Work to complete: Return the listing below exactly. Leave its pictures out.

Exercise input:
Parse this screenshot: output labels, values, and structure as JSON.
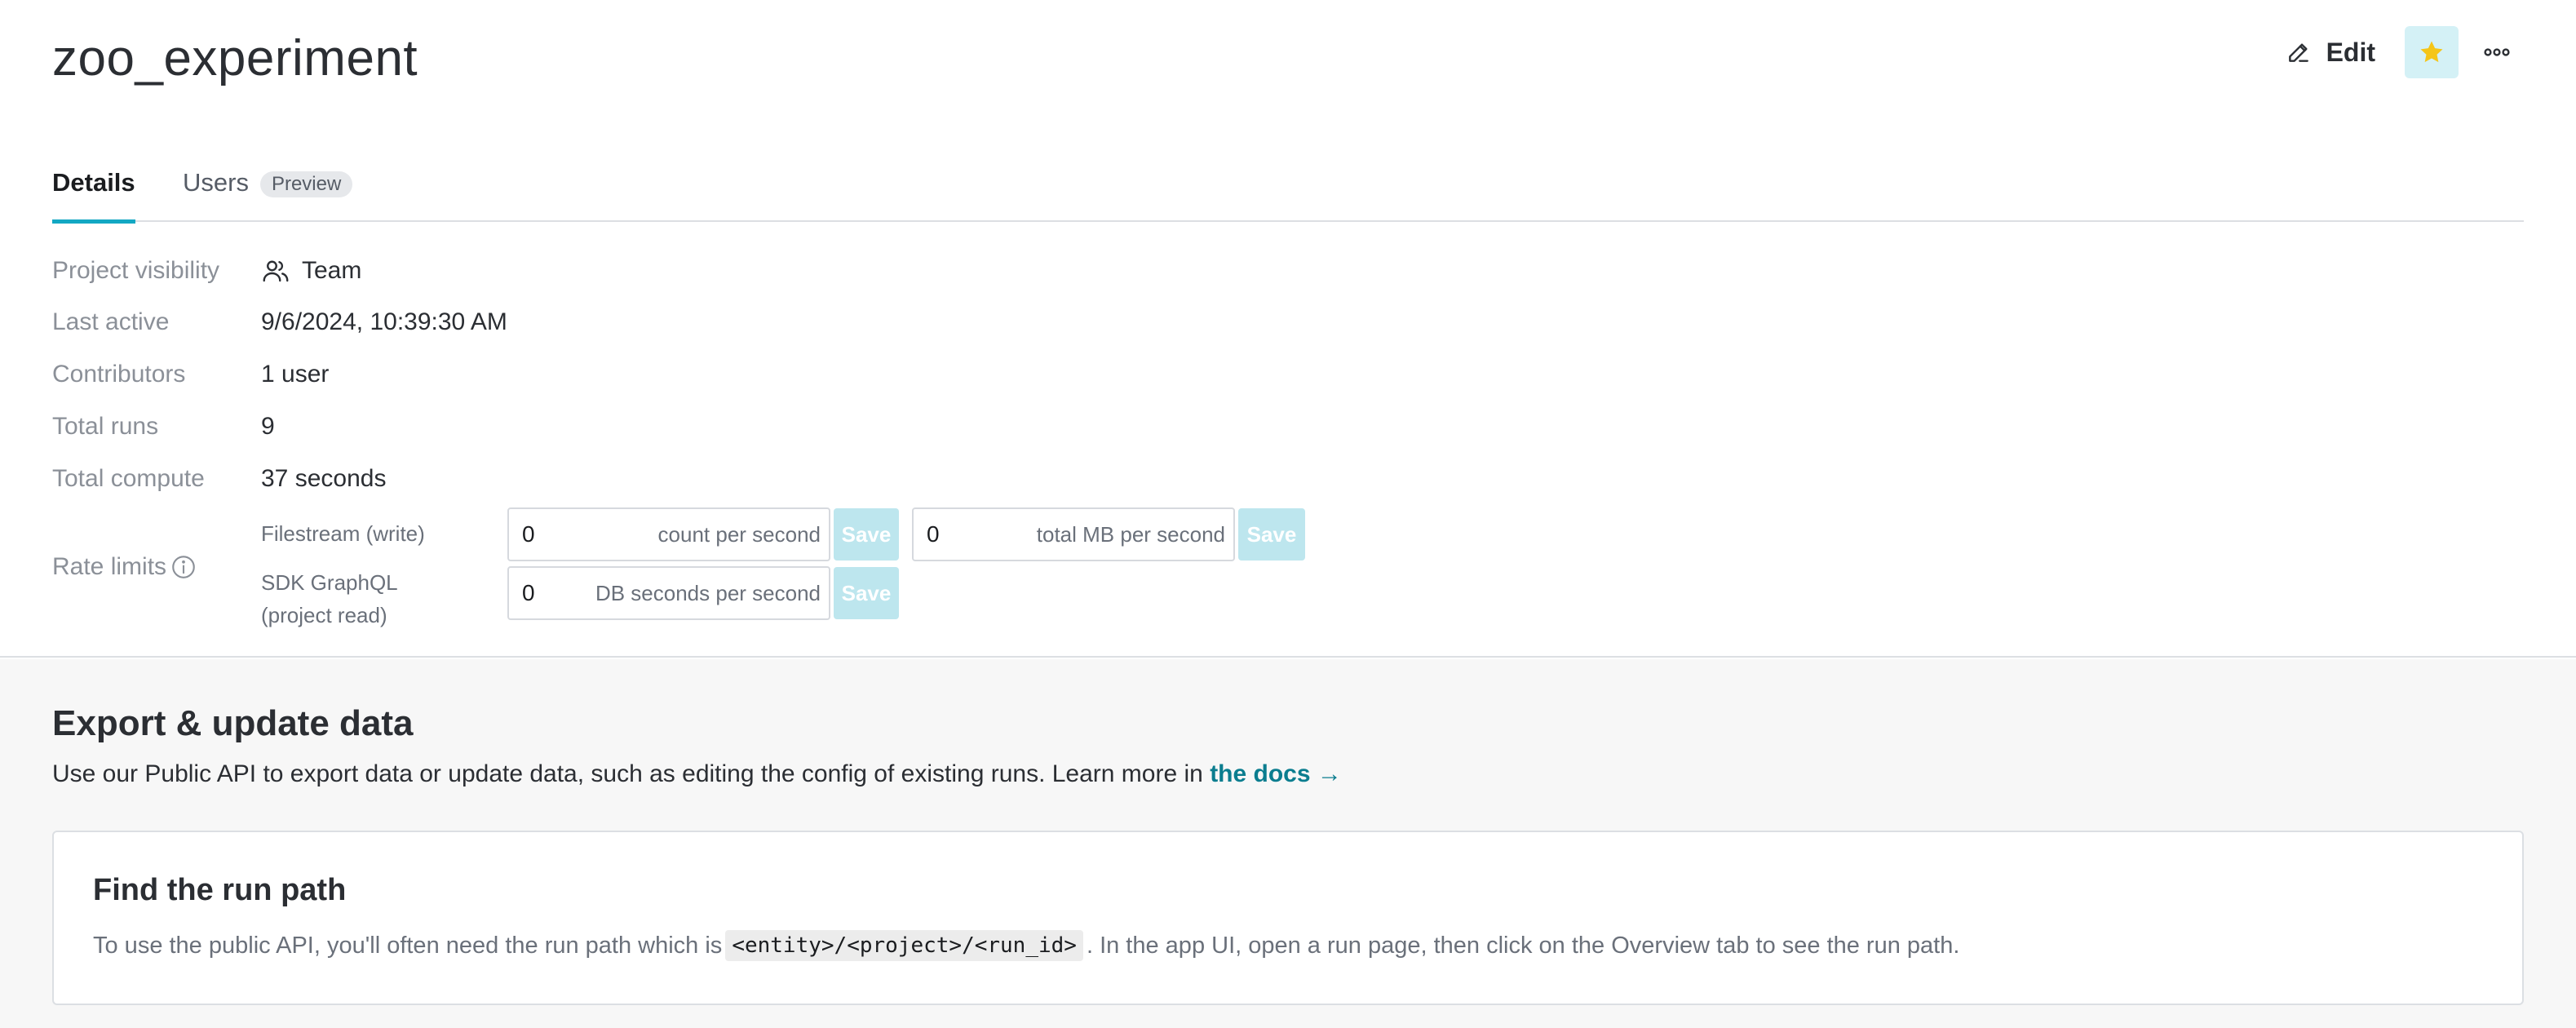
{
  "header": {
    "title": "zoo_experiment",
    "edit_label": "Edit",
    "starred": true
  },
  "tabs": [
    {
      "label": "Details",
      "active": true
    },
    {
      "label": "Users",
      "badge": "Preview",
      "active": false
    }
  ],
  "details": {
    "project_visibility": {
      "label": "Project visibility",
      "value": "Team",
      "icon": "team-icon"
    },
    "last_active": {
      "label": "Last active",
      "value": "9/6/2024, 10:39:30 AM"
    },
    "contributors": {
      "label": "Contributors",
      "value": "1 user"
    },
    "total_runs": {
      "label": "Total runs",
      "value": "9"
    },
    "total_compute": {
      "label": "Total compute",
      "value": "37 seconds"
    }
  },
  "rate_limits": {
    "label": "Rate limits",
    "filestream": {
      "name": "Filestream (write)",
      "count_value": "0",
      "count_unit": "count per second",
      "mb_value": "0",
      "mb_unit": "total MB per second"
    },
    "graphql": {
      "name_line1": "SDK GraphQL",
      "name_line2": "(project read)",
      "value": "0",
      "unit": "DB seconds per second"
    },
    "save_label": "Save"
  },
  "export": {
    "title": "Export & update data",
    "description": "Use our Public API to export data or update data, such as editing the config of existing runs. Learn more in",
    "docs_link": "the docs →",
    "card": {
      "title": "Find the run path",
      "text_before": "To use the public API, you'll often need the run path which is",
      "code": "<entity>/<project>/<run_id>",
      "text_after": ". In the app UI, open a run page, then click on the Overview tab to see the run path."
    }
  },
  "colors": {
    "accent": "#13a8c3",
    "star": "#f5c518",
    "link": "#0b7d8f",
    "save_disabled": "#bde6ee"
  }
}
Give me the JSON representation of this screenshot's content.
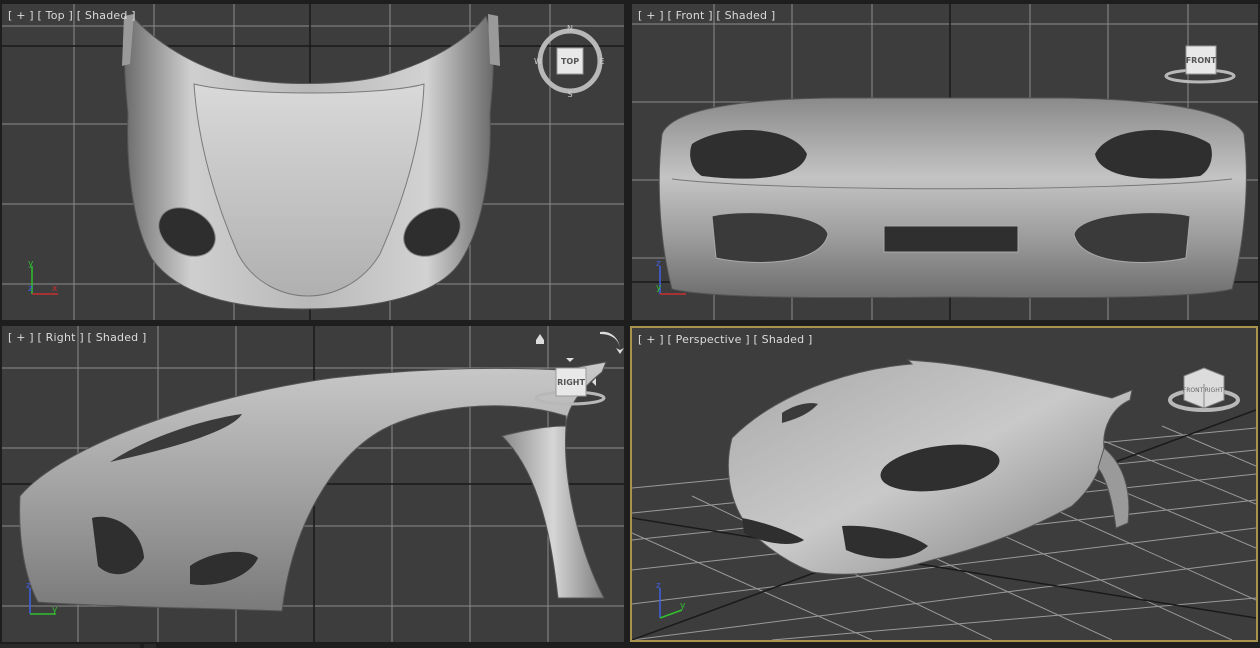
{
  "viewports": {
    "top": {
      "label": "[ + ] [ Top ] [ Shaded ]",
      "cube": "TOP"
    },
    "front": {
      "label": "[ + ] [ Front ] [ Shaded ]",
      "cube": "FRONT"
    },
    "right": {
      "label": "[ + ] [ Right ] [ Shaded ]",
      "cube": "RIGHT"
    },
    "persp": {
      "label": "[ + ] [ Perspective ] [ Shaded ]",
      "cube_left": "FRONT",
      "cube_right": "RIGHT"
    }
  },
  "compass": {
    "n": "N",
    "s": "S",
    "e": "E",
    "w": "W"
  },
  "axes": {
    "x": "x",
    "y": "y",
    "z": "z"
  },
  "colors": {
    "viewport_bg": "#3d3d3d",
    "grid": "#8a8a8a",
    "active_border": "#a89450",
    "axis_x": "#c83030",
    "axis_y": "#30c030",
    "axis_z": "#4060e0"
  }
}
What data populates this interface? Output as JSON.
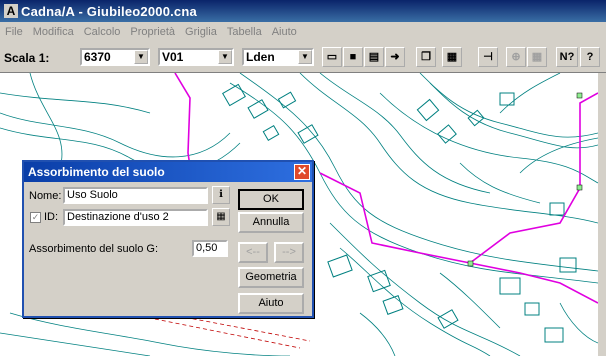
{
  "window": {
    "title": "Cadna/A - Giubileo2000.cna",
    "app_icon": "A"
  },
  "menu": [
    "File",
    "Modifica",
    "Calcolo",
    "Proprietà",
    "Griglia",
    "Tabella",
    "Aiuto"
  ],
  "toolbar": {
    "scale_label": "Scala 1:",
    "scale_value": "6370",
    "variant_value": "V01",
    "metric_value": "Lden",
    "icons": [
      "open-icon",
      "save-icon",
      "print-icon",
      "arrow-right-icon",
      "copy-icon",
      "calculator-icon",
      "pin-icon",
      "zoom-icon",
      "grid-icon",
      "help-pointer-icon",
      "help-icon"
    ],
    "help_pointer_glyph": "N?",
    "help_glyph": "?"
  },
  "dialog": {
    "title": "Assorbimento del suolo",
    "name_label": "Nome:",
    "name_value": "Uso Suolo",
    "id_label": "ID:",
    "id_value": "Destinazione d'uso 2",
    "id_checked": true,
    "g_label": "Assorbimento del suolo G:",
    "g_value": "0,50",
    "buttons": {
      "ok": "OK",
      "cancel": "Annulla",
      "prev": "<--",
      "next": "-->",
      "geometry": "Geometria",
      "help": "Aiuto"
    }
  },
  "colors": {
    "map_lines": "#008080",
    "path": "#e000e0",
    "title_bar": "#0a246a",
    "dialog_border": "#2050b0"
  }
}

Reply to the exercise:
Parse this screenshot: output labels, values, and structure as JSON.
{
  "header": {
    "title": "zoo_experiment",
    "edit_label": "Edit",
    "starred": true
  },
  "tabs": [
    {
      "label": "Details",
      "active": true
    },
    {
      "label": "Users",
      "badge": "Preview",
      "active": false
    }
  ],
  "details": {
    "project_visibility": {
      "label": "Project visibility",
      "value": "Team",
      "icon": "team-icon"
    },
    "last_active": {
      "label": "Last active",
      "value": "9/6/2024, 10:39:30 AM"
    },
    "contributors": {
      "label": "Contributors",
      "value": "1 user"
    },
    "total_runs": {
      "label": "Total runs",
      "value": "9"
    },
    "total_compute": {
      "label": "Total compute",
      "value": "37 seconds"
    }
  },
  "rate_limits": {
    "label": "Rate limits",
    "filestream": {
      "name": "Filestream (write)",
      "count_value": "0",
      "count_unit": "count per second",
      "mb_value": "0",
      "mb_unit": "total MB per second"
    },
    "graphql": {
      "name_line1": "SDK GraphQL",
      "name_line2": "(project read)",
      "value": "0",
      "unit": "DB seconds per second"
    },
    "save_label": "Save"
  },
  "export": {
    "title": "Export & update data",
    "description": "Use our Public API to export data or update data, such as editing the config of existing runs. Learn more in",
    "docs_link": "the docs →",
    "card": {
      "title": "Find the run path",
      "text_before": "To use the public API, you'll often need the run path which is",
      "code": "<entity>/<project>/<run_id>",
      "text_after": ". In the app UI, open a run page, then click on the Overview tab to see the run path."
    }
  },
  "colors": {
    "accent": "#13a8c3",
    "star": "#f5c518",
    "link": "#0b7d8f",
    "save_disabled": "#bde6ee"
  }
}
Give me the JSON representation of this screenshot's content.
{
  "viewports": {
    "top": {
      "label": "[ + ] [ Top ] [ Shaded ]",
      "cube": "TOP"
    },
    "front": {
      "label": "[ + ] [ Front ] [ Shaded ]",
      "cube": "FRONT"
    },
    "right": {
      "label": "[ + ] [ Right ] [ Shaded ]",
      "cube": "RIGHT"
    },
    "persp": {
      "label": "[ + ] [ Perspective ] [ Shaded ]",
      "cube_left": "FRONT",
      "cube_right": "RIGHT"
    }
  },
  "compass": {
    "n": "N",
    "s": "S",
    "e": "E",
    "w": "W"
  },
  "axes": {
    "x": "x",
    "y": "y",
    "z": "z"
  },
  "colors": {
    "viewport_bg": "#3d3d3d",
    "grid": "#8a8a8a",
    "active_border": "#a89450",
    "axis_x": "#c83030",
    "axis_y": "#30c030",
    "axis_z": "#4060e0"
  }
}
What data populates this interface? Output as JSON.
{
  "window": {
    "title": "Cadna/A - Giubileo2000.cna",
    "app_icon": "A"
  },
  "menu": [
    "File",
    "Modifica",
    "Calcolo",
    "Proprietà",
    "Griglia",
    "Tabella",
    "Aiuto"
  ],
  "toolbar": {
    "scale_label": "Scala 1:",
    "scale_value": "6370",
    "variant_value": "V01",
    "metric_value": "Lden",
    "icons": [
      "open-icon",
      "save-icon",
      "print-icon",
      "arrow-right-icon",
      "copy-icon",
      "calculator-icon",
      "pin-icon",
      "zoom-icon",
      "grid-icon",
      "help-pointer-icon",
      "help-icon"
    ],
    "help_pointer_glyph": "N?",
    "help_glyph": "?"
  },
  "dialog": {
    "title": "Assorbimento del suolo",
    "name_label": "Nome:",
    "name_value": "Uso Suolo",
    "id_label": "ID:",
    "id_value": "Destinazione d'uso 2",
    "id_checked": true,
    "g_label": "Assorbimento del suolo G:",
    "g_value": "0,50",
    "buttons": {
      "ok": "OK",
      "cancel": "Annulla",
      "prev": "<--",
      "next": "-->",
      "geometry": "Geometria",
      "help": "Aiuto"
    }
  },
  "colors": {
    "map_lines": "#008080",
    "path": "#e000e0",
    "title_bar": "#0a246a",
    "dialog_border": "#2050b0"
  }
}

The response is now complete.